Doha, Qatar Richard Serra In the middle of the desert in Qatar, four enormous steel plates rise from the bleak landscape, oriented along an east-west axis over a half-mile stretch. The monolithic structures comprise Richard Serra’s sculpture East-West/West-East—the artist’s second public commission from the Qatar Museums Authority. Several years ago, while in Doha for the first commission (the 80-foot-high sculpture 7, which stands in the city’s harbor near the I.M. Pei-designed Museum of Islamic Art), Serra visited the Brouq Nature Reserve. “I was drawn to that desert because of its topography,” he says. “The site is rugged and craggy, with
Eleven billowing white fiberglass panels, each stretching more than 65 feet high, fold around the front of Christian de Portzamparc’s flagship store for Christian Dior in Seoul." A narrow gap in the draped facade reveals the glazed entrance framed by a delicately perforated metal skin.
Beijing Kengo Kuma Steeped in history, the Beijing Tea House is a tasteful blend of past and present. Located opposite the Forbidden City's East Gate, the invitation-only tea salon was designed by Tokyo-based architect Kengo Kuma. A connoisseur of construction materials, Kuma fashioned the 2,700-square-foot structure from four different types of polyethylene blocks'a contemporary take on traditional Beijing-style bricks'and assembled them in a classic Chinese lattice pattern. In addition to insulating against the city's bone-chilling winters, this translucent material admits soft daylight, recalling the papered windows of the old Siheyuan-style residences nearby while imparting a futuristic glow to the whole
New York Teresita Fern'ndez The 2015 installation Fata Morgana by Teresita Fern'ndez hangs above Madison Square Park.
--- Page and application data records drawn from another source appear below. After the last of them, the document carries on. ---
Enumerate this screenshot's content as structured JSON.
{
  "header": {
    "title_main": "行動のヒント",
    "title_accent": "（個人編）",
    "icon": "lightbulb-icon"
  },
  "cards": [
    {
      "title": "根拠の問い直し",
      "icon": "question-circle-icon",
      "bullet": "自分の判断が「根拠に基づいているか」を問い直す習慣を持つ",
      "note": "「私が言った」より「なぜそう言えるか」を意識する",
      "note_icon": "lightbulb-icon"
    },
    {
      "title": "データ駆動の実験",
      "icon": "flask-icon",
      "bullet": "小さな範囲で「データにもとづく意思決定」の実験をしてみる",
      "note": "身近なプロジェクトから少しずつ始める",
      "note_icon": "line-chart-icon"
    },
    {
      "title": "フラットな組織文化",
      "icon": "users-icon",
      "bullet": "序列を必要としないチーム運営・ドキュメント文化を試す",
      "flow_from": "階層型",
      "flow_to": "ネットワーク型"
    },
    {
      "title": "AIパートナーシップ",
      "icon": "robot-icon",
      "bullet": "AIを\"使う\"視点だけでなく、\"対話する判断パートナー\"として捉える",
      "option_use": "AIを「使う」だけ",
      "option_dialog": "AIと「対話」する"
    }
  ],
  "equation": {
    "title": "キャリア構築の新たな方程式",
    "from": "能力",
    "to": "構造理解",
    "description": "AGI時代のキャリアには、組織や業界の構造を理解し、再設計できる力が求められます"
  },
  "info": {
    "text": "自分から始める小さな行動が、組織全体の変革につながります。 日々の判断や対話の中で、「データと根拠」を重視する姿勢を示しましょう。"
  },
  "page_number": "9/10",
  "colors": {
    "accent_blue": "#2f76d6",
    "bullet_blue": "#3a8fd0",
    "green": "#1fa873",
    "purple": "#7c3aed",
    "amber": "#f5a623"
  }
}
Named for the visual phenomenon of a mirage suspended just above the horizon, the installation Fata Morgana by Brooklyn-based artist Teresita Fern'ndez hovers above New York's Madison Square Park. Designed in collaboration with SITU Fabrication and commissioned by Mad. Sq. Art, the 500-foot-long canopy comprises a galvanized-steel frame supporting 250 separate panels, 8 to 12 feet in diameter, made from reflective sheets of aluminum-polyethylene composite. The panels' horizontal orientation and CNC-router-cut organic pattern 'really push the material,' says SITU partner Wes Rozen, noting
Essex, England Grayson Perry and FAT Architecture A House for Essex This whimsical vacation house is styled as a secular chapel. The strange brief was requested by Living Architecture, a nonprofit that commissions notable architects and rents the buildings to the public. The house, designed by artist Grayson Perry and now-disbanded architecture firm FAT, mixes formal and informal, sacred and nonreligious precedents, canonizing a fictional local woman by using architectural details. These include the eclectic symbols on the exterior's green and white tiles, each of which represents aspects of her identity, and tapestries inside that commemorate events in her life.